■ WHAT IS NEEDED ■
Set down the data below once more, precisely as it reads.

■ DATA RECORDS ■
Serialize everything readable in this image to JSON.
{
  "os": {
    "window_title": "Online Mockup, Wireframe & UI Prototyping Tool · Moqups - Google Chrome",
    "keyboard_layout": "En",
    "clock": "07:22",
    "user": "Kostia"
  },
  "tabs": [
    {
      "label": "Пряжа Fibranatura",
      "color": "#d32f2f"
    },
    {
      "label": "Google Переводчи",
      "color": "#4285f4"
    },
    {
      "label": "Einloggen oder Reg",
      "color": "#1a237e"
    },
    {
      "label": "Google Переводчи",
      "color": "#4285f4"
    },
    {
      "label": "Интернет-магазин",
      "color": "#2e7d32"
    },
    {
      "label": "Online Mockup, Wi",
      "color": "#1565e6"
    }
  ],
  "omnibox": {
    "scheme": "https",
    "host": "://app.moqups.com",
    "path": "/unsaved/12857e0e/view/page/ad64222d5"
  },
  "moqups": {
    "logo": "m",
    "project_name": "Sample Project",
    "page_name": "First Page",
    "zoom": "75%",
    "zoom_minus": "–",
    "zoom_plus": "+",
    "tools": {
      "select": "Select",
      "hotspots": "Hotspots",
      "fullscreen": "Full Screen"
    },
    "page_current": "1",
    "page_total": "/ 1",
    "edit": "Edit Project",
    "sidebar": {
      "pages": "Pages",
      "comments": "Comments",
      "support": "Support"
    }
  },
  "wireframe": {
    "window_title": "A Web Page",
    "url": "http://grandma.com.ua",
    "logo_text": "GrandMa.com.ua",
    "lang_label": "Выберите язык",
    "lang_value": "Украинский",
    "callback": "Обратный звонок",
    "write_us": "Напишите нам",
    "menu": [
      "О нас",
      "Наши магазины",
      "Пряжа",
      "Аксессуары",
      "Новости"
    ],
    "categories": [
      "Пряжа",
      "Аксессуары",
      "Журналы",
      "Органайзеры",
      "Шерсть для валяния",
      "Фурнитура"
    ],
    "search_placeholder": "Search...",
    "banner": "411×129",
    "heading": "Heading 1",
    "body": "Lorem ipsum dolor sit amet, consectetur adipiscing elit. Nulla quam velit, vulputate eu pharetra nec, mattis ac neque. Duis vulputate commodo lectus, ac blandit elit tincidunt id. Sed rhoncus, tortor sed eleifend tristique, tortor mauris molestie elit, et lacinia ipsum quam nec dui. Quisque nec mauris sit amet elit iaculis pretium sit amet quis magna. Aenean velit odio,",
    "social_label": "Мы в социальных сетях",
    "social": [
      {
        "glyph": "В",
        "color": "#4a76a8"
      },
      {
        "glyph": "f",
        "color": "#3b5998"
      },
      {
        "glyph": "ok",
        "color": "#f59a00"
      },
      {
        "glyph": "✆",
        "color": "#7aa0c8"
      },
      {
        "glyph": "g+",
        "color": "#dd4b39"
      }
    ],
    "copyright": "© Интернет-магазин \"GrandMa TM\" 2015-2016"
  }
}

■ TASK OUTPUT ■
Serialize everything readable in this image to JSON.
{
  "os": {
    "window_title": "Online Mockup, Wireframe & UI Prototyping Tool · Moqups - Google Chrome",
    "keyboard_layout": "En",
    "clock": "07:22",
    "user": "Kostia"
  },
  "tabs": [
    {
      "label": "Пряжа Fibranatura",
      "color": "#d32f2f"
    },
    {
      "label": "Google Переводчи",
      "color": "#4285f4"
    },
    {
      "label": "Einloggen oder Reg",
      "color": "#1a237e"
    },
    {
      "label": "Google Переводчи",
      "color": "#4285f4"
    },
    {
      "label": "Интернет-магазин",
      "color": "#2e7d32"
    },
    {
      "label": "Online Mockup, Wi",
      "color": "#1565e6"
    }
  ],
  "omnibox": {
    "scheme": "https",
    "host": "://app.moqups.com",
    "path": "/unsaved/12857e0e/view/page/ad64222d5"
  },
  "moqups": {
    "logo": "m",
    "project_name": "Sample Project",
    "page_name": "First Page",
    "zoom": "75%",
    "zoom_minus": "–",
    "zoom_plus": "+",
    "tools": {
      "select": "Select",
      "hotspots": "Hotspots",
      "fullscreen": "Full Screen"
    },
    "page_current": "1",
    "page_total": "/ 1",
    "edit": "Edit Project",
    "sidebar": {
      "pages": "Pages",
      "comments": "Comments",
      "support": "Support"
    }
  },
  "wireframe": {
    "window_title": "A Web Page",
    "url": "http://grandma.com.ua",
    "logo_text": "GrandMa.com.ua",
    "lang_label": "Выберите язык",
    "lang_value": "Украинский",
    "callback": "Обратный звонок",
    "write_us": "Напишите нам",
    "menu": [
      "О нас",
      "Наши магазины",
      "Пряжа",
      "Аксессуары",
      "Новости"
    ],
    "categories": [
      "Пряжа",
      "Аксессуары",
      "Журналы",
      "Органайзеры",
      "Шерсть для валяния",
      "Фурнитура"
    ],
    "search_placeholder": "Search...",
    "banner": "411×129",
    "heading": "Heading 1",
    "body": "Lorem ipsum dolor sit amet, consectetur adipiscing elit. Nulla quam velit, vulputate eu pharetra nec, mattis ac neque. Duis vulputate commodo lectus, ac blandit elit tincidunt id. Sed rhoncus, tortor sed eleifend tristique, tortor mauris molestie elit, et lacinia ipsum quam nec dui. Quisque nec mauris sit amet elit iaculis pretium sit amet quis magna. Aenean velit odio,",
    "social_label": "Мы в социальных сетях",
    "social": [
      {
        "glyph": "В",
        "color": "#4a76a8"
      },
      {
        "glyph": "f",
        "color": "#3b5998"
      },
      {
        "glyph": "ok",
        "color": "#f59a00"
      },
      {
        "glyph": "✆",
        "color": "#7aa0c8"
      },
      {
        "glyph": "g+",
        "color": "#dd4b39"
      }
    ],
    "copyright": "© Интернет-магазин \"GrandMa TM\" 2015-2016"
  }
}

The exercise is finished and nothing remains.